Required work:
Records follow. Select each line holding "Adjustments".

Entries from a dataset of interfaces:

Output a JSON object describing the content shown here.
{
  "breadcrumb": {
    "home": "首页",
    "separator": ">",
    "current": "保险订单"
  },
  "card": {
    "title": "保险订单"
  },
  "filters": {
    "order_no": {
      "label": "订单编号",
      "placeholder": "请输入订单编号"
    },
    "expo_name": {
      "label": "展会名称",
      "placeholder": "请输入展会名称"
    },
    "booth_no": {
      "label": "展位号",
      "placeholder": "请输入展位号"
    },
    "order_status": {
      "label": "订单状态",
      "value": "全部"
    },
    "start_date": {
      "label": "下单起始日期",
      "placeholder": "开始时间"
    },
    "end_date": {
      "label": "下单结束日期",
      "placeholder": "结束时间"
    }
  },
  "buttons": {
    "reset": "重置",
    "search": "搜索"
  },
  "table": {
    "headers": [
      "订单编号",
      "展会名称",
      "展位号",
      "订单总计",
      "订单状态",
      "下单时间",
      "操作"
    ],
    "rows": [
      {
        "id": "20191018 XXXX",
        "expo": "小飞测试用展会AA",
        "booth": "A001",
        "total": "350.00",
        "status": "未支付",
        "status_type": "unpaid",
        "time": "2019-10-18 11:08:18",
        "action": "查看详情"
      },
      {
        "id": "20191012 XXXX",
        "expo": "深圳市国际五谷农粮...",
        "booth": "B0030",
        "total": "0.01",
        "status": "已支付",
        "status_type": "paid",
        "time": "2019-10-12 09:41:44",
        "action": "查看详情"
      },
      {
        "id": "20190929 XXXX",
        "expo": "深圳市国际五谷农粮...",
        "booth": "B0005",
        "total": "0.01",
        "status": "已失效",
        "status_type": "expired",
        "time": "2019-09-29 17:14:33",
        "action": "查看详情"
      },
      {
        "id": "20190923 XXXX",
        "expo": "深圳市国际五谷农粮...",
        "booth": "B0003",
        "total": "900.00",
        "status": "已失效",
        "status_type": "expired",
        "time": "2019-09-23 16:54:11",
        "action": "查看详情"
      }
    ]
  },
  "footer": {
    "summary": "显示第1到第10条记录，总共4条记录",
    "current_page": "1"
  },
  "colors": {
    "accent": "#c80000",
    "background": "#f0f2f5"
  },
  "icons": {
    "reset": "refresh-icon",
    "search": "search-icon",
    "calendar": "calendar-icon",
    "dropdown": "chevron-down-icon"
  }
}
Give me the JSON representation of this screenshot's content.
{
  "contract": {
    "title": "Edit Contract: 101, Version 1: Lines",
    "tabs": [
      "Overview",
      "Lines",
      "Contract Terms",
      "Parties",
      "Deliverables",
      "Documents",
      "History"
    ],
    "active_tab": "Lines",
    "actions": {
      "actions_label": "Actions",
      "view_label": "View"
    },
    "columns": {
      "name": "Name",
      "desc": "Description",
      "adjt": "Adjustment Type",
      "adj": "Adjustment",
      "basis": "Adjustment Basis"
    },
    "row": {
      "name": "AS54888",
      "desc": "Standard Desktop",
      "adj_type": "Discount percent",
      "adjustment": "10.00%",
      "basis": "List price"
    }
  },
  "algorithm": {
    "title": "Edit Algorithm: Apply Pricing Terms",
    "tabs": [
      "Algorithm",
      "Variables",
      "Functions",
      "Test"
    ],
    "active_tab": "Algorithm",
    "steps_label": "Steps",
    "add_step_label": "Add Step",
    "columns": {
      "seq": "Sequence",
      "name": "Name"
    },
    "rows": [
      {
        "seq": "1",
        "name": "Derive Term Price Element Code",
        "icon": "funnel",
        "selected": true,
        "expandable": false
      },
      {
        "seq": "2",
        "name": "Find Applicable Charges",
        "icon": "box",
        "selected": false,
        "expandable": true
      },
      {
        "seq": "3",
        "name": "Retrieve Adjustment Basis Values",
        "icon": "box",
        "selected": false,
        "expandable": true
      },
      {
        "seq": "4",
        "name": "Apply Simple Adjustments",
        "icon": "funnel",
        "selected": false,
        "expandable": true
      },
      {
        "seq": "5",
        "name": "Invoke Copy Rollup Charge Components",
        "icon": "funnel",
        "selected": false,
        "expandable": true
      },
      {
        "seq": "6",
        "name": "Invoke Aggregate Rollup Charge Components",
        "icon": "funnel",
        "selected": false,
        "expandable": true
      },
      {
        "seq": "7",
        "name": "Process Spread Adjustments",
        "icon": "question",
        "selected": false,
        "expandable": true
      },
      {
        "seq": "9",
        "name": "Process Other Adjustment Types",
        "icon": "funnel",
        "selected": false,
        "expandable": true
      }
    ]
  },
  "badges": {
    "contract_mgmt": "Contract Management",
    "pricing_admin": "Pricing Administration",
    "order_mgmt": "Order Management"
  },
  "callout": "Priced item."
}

Reply to the task:
        "name": "Apply Simple Adjustments",
        "name": "Process Spread Adjustments",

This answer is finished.